There have been reasons to smile for some fans however, following the announcement of the venues which will be incorporated into England’s World Cup 2018 bid. Amongst the cities included are Newcastle, Sheffield, Leeds, Nottingham, Bristol, Milton Keynes and Plymouth, all of which are homes to clubs outside of the top flight. Of course, some of these are names more familiar with England’s top flight, but wouldn’t it be great to see the Brazilians playing in Plymouth? Or maybe Lionel Messi and company dazzling the crowds in Bristol?
The fact that these lesser known footballing hotbeds have been recognised is indicative of their determination and drive to develop the towns and cities in question. Most of these bids are based on either new stadia, or the redevelopment of ageing grounds which can only be seen as a positive. Of course, there is something special about visiting an old, antiquated football ground, but at the same time it is always nice to be able to watch a match in total comfort with a fantastic view wherever your ticket may see you seated. Should England be selected for the finals tournament in 2018, we can look forward to a lasting legacy of fantastic sporting arenas. Lets just hope that those selected do not attempt to stretch their towns or even the clubs themselves beyond their means.
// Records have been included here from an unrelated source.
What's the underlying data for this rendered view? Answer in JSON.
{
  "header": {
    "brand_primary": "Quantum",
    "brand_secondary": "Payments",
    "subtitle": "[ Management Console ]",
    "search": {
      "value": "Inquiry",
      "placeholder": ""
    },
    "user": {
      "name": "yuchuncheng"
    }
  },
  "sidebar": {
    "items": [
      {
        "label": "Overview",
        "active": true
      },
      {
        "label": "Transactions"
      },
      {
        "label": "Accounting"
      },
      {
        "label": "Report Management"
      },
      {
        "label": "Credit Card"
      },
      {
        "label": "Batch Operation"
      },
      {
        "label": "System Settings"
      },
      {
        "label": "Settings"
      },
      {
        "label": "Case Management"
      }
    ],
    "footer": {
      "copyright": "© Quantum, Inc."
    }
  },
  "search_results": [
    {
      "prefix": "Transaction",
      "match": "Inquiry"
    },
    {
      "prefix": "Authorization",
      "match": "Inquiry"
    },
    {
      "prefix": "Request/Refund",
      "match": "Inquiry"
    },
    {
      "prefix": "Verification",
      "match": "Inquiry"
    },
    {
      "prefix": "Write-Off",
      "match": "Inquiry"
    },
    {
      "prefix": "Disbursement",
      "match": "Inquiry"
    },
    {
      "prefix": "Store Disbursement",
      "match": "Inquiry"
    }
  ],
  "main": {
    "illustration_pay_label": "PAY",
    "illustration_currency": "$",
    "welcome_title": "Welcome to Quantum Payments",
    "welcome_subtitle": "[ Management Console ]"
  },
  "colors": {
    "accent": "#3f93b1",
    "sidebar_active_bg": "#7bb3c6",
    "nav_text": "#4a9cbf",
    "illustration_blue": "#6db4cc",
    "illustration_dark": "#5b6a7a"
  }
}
Touching on the subject of financial problems, it has been reported that another club is on the verge of entering administration. Despite a couple of appearances in the Premier League over the last decade, Watford have rarely failed to catch the eye and have seemed a banker for a mid-table finish in the Championship, if not a season of struggle at the bottom. This time around, the club have shown signs of improvement and currently occupy tenth spot, within touching distance of a playoff berth.
Reports have suggested that administration is just around the corner. The club and parent company, Watford Leisure, both owe substantial sums and with senior figures on the board resigning this week, including Chairman Jim Russo, things are looking desperate for the Hornets. Entering administration would mean a definite 10 point penalty and despite the promising start to the season on the field, the deduction would see the club drop drastically down the table leaving them just outside the relegation zone. Fans up and down the country will of course keep their fingers crossed for the Hertfordshire side. Watford fans will no doubt be hoping that Sir Elton John is feeling generous this Christmas.
Former Watford boss Brendan Rodgers may well have been considering how fortunate he was not be still be in charge of the Hornets considering their present plight. However, it turns out that things are not too rosy for him either these days. Wednesday saw Rodgers and Reading part company by mutual consent. The pairing had only mustered five league victories in their relatively short partnership and so with the Royals finding themselves just outside the relegation zone, it was perhaps inevitable that a change was on the cards.
Rodgers is not the only manager to find himself out of work in recent weeks. Sheffield Wednesday and Brian Laws also went their separate ways, whilst at Plymouth Paul Sturrock was relieved of his managerial duties last week. Following on from his suspension as QPR chief last week, Jim Magilton has also now left his position on a permanent basis alongside John Gorman, bringing the total number of managerial changes in the Championship alone to seven already this season. With only half the season gone, the very nature of our game suggests that there will be more to follow, and with clubs’ expectation levels increasingly soaring, who is to say who will be the next casualty?